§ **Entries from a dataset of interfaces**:
┌──
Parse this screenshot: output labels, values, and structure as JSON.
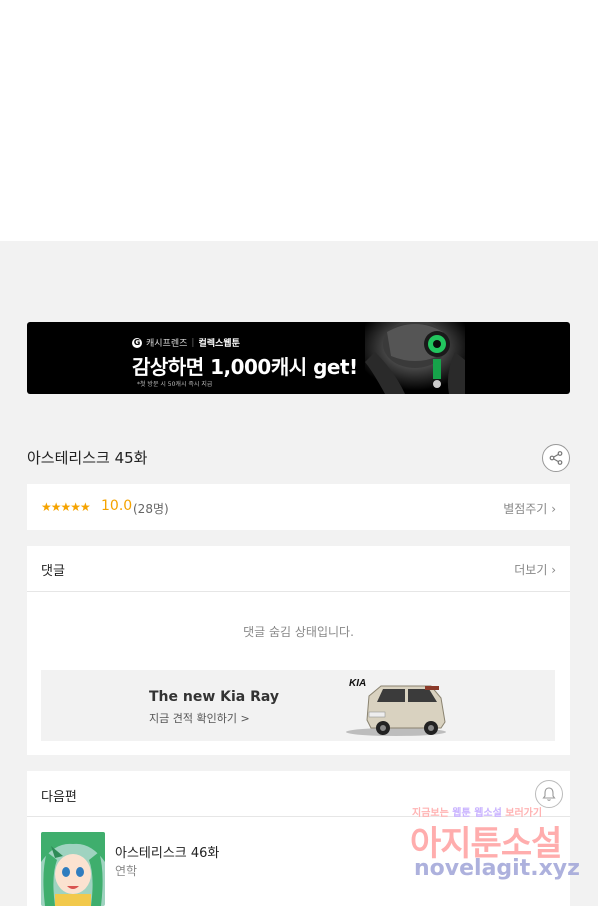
{
  "banner": {
    "brand_icon": "G",
    "brand_left": "캐시프렌즈",
    "brand_right": "컬렉스웹툰",
    "headline": "감상하면 1,000캐시 get!",
    "fine_print": "*첫 방문 시 50캐시 즉시 지급"
  },
  "episode": {
    "title": "아스테리스크 45화"
  },
  "rating": {
    "stars": "★★★★★",
    "score": "10.0",
    "count": "(28명)",
    "rate_button": "별점주기"
  },
  "comments": {
    "label": "댓글",
    "more": "더보기",
    "hidden_message": "댓글 숨김 상태입니다."
  },
  "ad": {
    "title": "The new Kia Ray",
    "subtitle": "지금 견적 확인하기 >",
    "brand": "KIA"
  },
  "next": {
    "label": "다음편",
    "item_title": "아스테리스크 46화",
    "item_status": "연학"
  },
  "watermark": {
    "line1a": "지금보는",
    "line1b": "웹툰",
    "line1c": "웹소설",
    "line1d": "보러가기",
    "main": "아지툰소설",
    "url": "novelagit.xyz"
  },
  "colors": {
    "star": "#f5a300",
    "banner_bg": "#000000",
    "page_gray": "#f2f2f2"
  }
}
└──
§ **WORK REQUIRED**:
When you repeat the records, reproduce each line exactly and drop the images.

§ **ANSWER SECTION**:
Parse this screenshot: output labels, values, and structure as JSON.
{
  "banner": {
    "brand_icon": "G",
    "brand_left": "캐시프렌즈",
    "brand_right": "컬렉스웹툰",
    "headline": "감상하면 1,000캐시 get!",
    "fine_print": "*첫 방문 시 50캐시 즉시 지급"
  },
  "episode": {
    "title": "아스테리스크 45화"
  },
  "rating": {
    "stars": "★★★★★",
    "score": "10.0",
    "count": "(28명)",
    "rate_button": "별점주기"
  },
  "comments": {
    "label": "댓글",
    "more": "더보기",
    "hidden_message": "댓글 숨김 상태입니다."
  },
  "ad": {
    "title": "The new Kia Ray",
    "subtitle": "지금 견적 확인하기 >",
    "brand": "KIA"
  },
  "next": {
    "label": "다음편",
    "item_title": "아스테리스크 46화",
    "item_status": "연학"
  },
  "watermark": {
    "line1a": "지금보는",
    "line1b": "웹툰",
    "line1c": "웹소설",
    "line1d": "보러가기",
    "main": "아지툰소설",
    "url": "novelagit.xyz"
  },
  "colors": {
    "star": "#f5a300",
    "banner_bg": "#000000",
    "page_gray": "#f2f2f2"
  }
}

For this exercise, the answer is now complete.